=== Begin Enclosure ===

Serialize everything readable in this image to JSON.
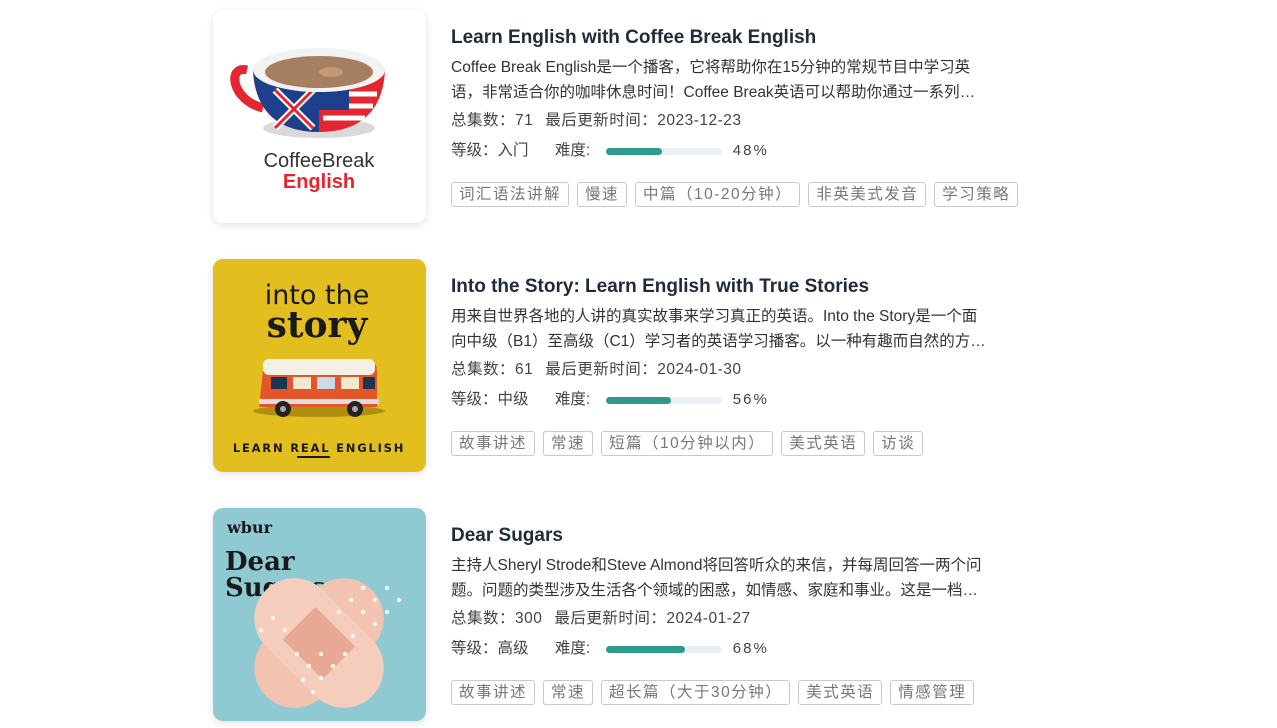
{
  "podcasts": [
    {
      "title": "Learn English with Coffee Break English",
      "description": "Coffee Break English是一个播客，它将帮助你在15分钟的常规节目中学习英语，非常适合你的咖啡休息时间！Coffee Break英语可以帮助你通过一系列课程来提高英语水平。",
      "episodes_label": "总集数：71",
      "updated_label": "最后更新时间：2023-12-23",
      "level_label": "等级：入门",
      "difficulty_label": "难度:",
      "difficulty_percent": 48,
      "difficulty_text": "48%",
      "tags": [
        "词汇语法讲解",
        "慢速",
        "中篇（10-20分钟）",
        "非英美式发音",
        "学习策略"
      ],
      "cover": {
        "line1": "CoffeeBreak",
        "line2": "English"
      }
    },
    {
      "title": "Into the Story: Learn English with True Stories",
      "description": "用来自世界各地的人讲的真实故事来学习真正的英语。Into the Story是一个面向中级（B1）至高级（C1）学习者的英语学习播客。以一种有趣而自然的方式学习英语。",
      "episodes_label": "总集数：61",
      "updated_label": "最后更新时间：2024-01-30",
      "level_label": "等级：中级",
      "difficulty_label": "难度:",
      "difficulty_percent": 56,
      "difficulty_text": "56%",
      "tags": [
        "故事讲述",
        "常速",
        "短篇（10分钟以内）",
        "美式英语",
        "访谈"
      ],
      "cover": {
        "line1": "into the",
        "line2": "story",
        "line3": "LEARN REAL ENGLISH"
      }
    },
    {
      "title": "Dear Sugars",
      "description": "主持人Sheryl Strode和Steve Almond将回答听众的来信，并每周回答一两个问题。问题的类型涉及生活各个领域的困惑，如情感、家庭和事业。这是一档充满温情的节目。",
      "episodes_label": "总集数：300",
      "updated_label": "最后更新时间：2024-01-27",
      "level_label": "等级：高级",
      "difficulty_label": "难度:",
      "difficulty_percent": 68,
      "difficulty_text": "68%",
      "tags": [
        "故事讲述",
        "常速",
        "超长篇（大于30分钟）",
        "美式英语",
        "情感管理"
      ],
      "cover": {
        "brand": "wbur",
        "line1": "Dear",
        "line2": "Sugars"
      }
    }
  ],
  "colors": {
    "accent": "#2e9a8e",
    "title": "#1f2a3a",
    "cover2_bg": "#e2bf1f",
    "cover3_bg": "#8fcad2"
  }
}
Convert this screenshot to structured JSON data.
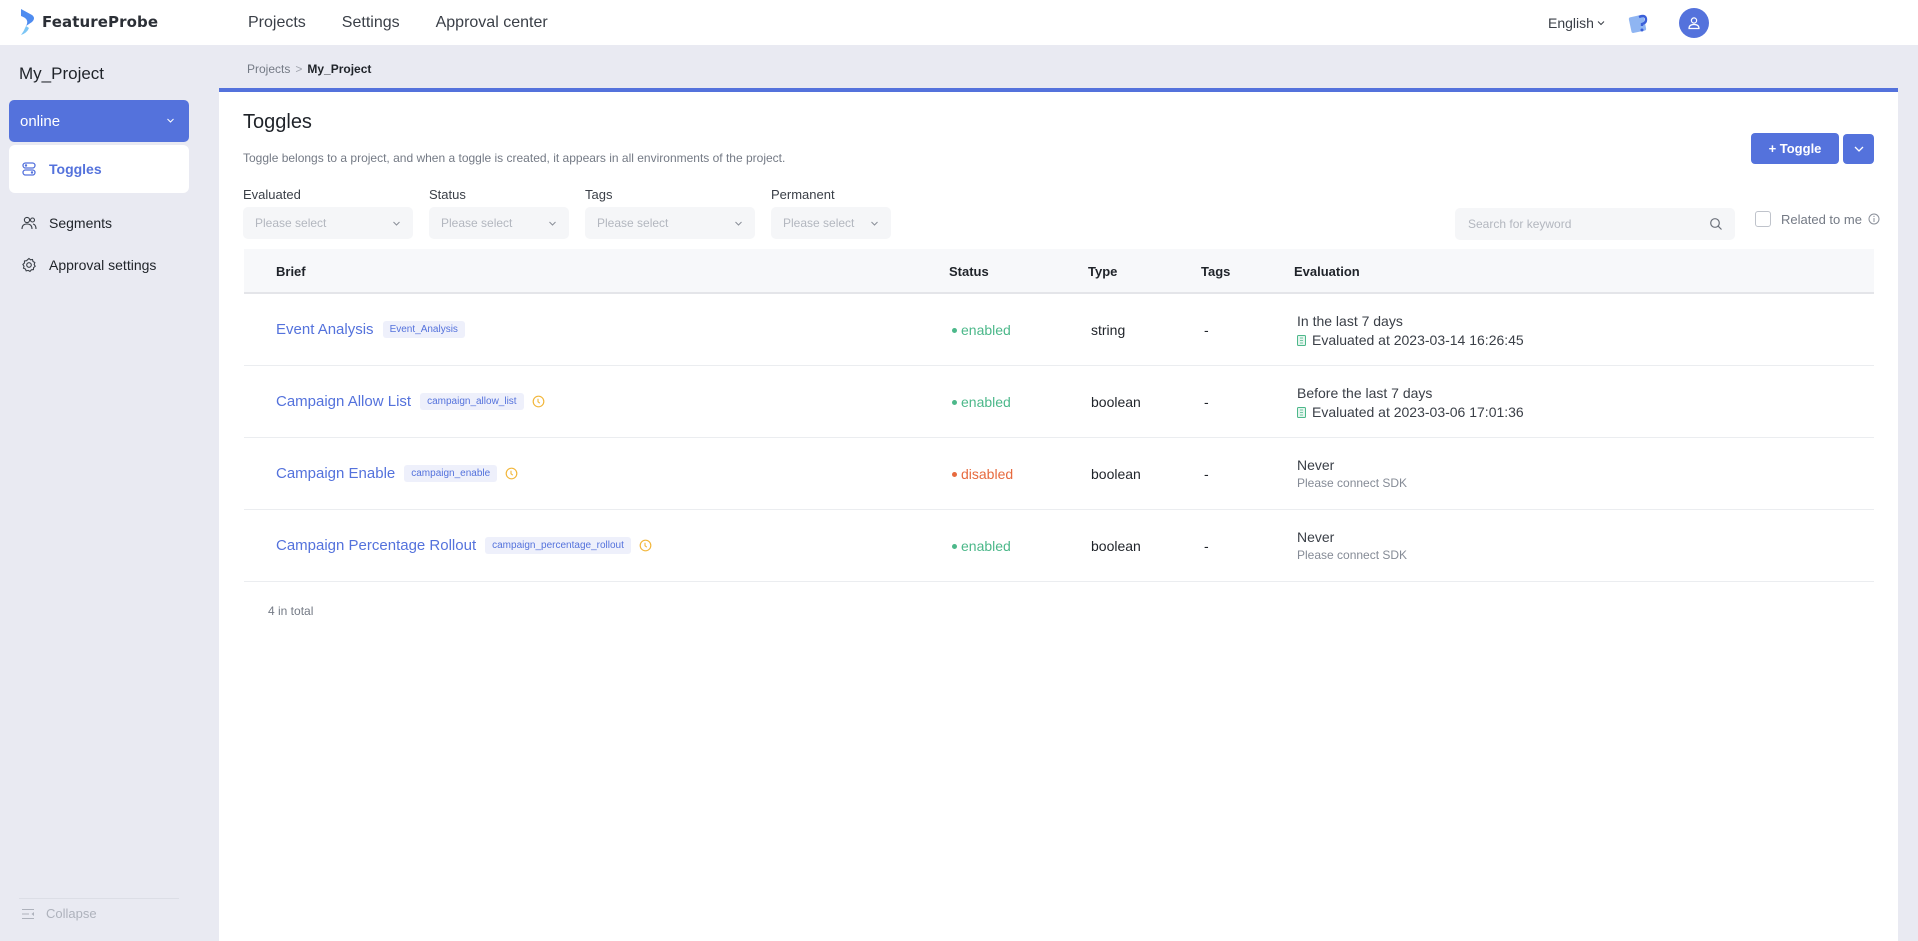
{
  "brand": {
    "name": "FeatureProbe"
  },
  "topnav": {
    "links": [
      "Projects",
      "Settings",
      "Approval center"
    ],
    "language": "English"
  },
  "sidebar": {
    "project_name": "My_Project",
    "environment": "online",
    "items": [
      {
        "label": "Toggles",
        "icon": "toggle-icon",
        "active": true
      },
      {
        "label": "Segments",
        "icon": "users-icon",
        "active": false
      },
      {
        "label": "Approval settings",
        "icon": "gear-icon",
        "active": false
      }
    ],
    "collapse_label": "Collapse"
  },
  "breadcrumb": {
    "parent": "Projects",
    "current": "My_Project"
  },
  "page": {
    "title": "Toggles",
    "description": "Toggle belongs to a project, and when a toggle is created, it appears in all environments of the project.",
    "add_button": "+ Toggle"
  },
  "filters": [
    {
      "label": "Evaluated",
      "placeholder": "Please select"
    },
    {
      "label": "Status",
      "placeholder": "Please select"
    },
    {
      "label": "Tags",
      "placeholder": "Please select"
    },
    {
      "label": "Permanent",
      "placeholder": "Please select"
    }
  ],
  "search": {
    "placeholder": "Search for keyword",
    "value": ""
  },
  "related_to_me": {
    "label": "Related to me",
    "checked": false
  },
  "table": {
    "columns": [
      "Brief",
      "Status",
      "Type",
      "Tags",
      "Evaluation"
    ],
    "rows": [
      {
        "name": "Event Analysis",
        "key": "Event_Analysis",
        "has_clock": false,
        "status": "enabled",
        "type": "string",
        "tags": "-",
        "eval_main": "In the last 7 days",
        "eval_sub": "Evaluated at 2023-03-14 16:26:45",
        "eval_hint": null
      },
      {
        "name": "Campaign Allow List",
        "key": "campaign_allow_list",
        "has_clock": true,
        "status": "enabled",
        "type": "boolean",
        "tags": "-",
        "eval_main": "Before the last 7 days",
        "eval_sub": "Evaluated at 2023-03-06 17:01:36",
        "eval_hint": null
      },
      {
        "name": "Campaign Enable",
        "key": "campaign_enable",
        "has_clock": true,
        "status": "disabled",
        "type": "boolean",
        "tags": "-",
        "eval_main": "Never",
        "eval_sub": null,
        "eval_hint": "Please connect SDK"
      },
      {
        "name": "Campaign Percentage Rollout",
        "key": "campaign_percentage_rollout",
        "has_clock": true,
        "status": "enabled",
        "type": "boolean",
        "tags": "-",
        "eval_main": "Never",
        "eval_sub": null,
        "eval_hint": "Please connect SDK"
      }
    ],
    "total_label": "4 in total"
  },
  "colors": {
    "primary": "#5472dc",
    "enabled": "#4cb88a",
    "disabled": "#e76a3e",
    "clock": "#f2b73d"
  }
}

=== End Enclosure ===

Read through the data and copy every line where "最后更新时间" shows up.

      "updated_label": "最后更新时间：2023-12-23",
      "updated_label": "最后更新时间：2024-01-30",
      "updated_label": "最后更新时间：2024-01-27",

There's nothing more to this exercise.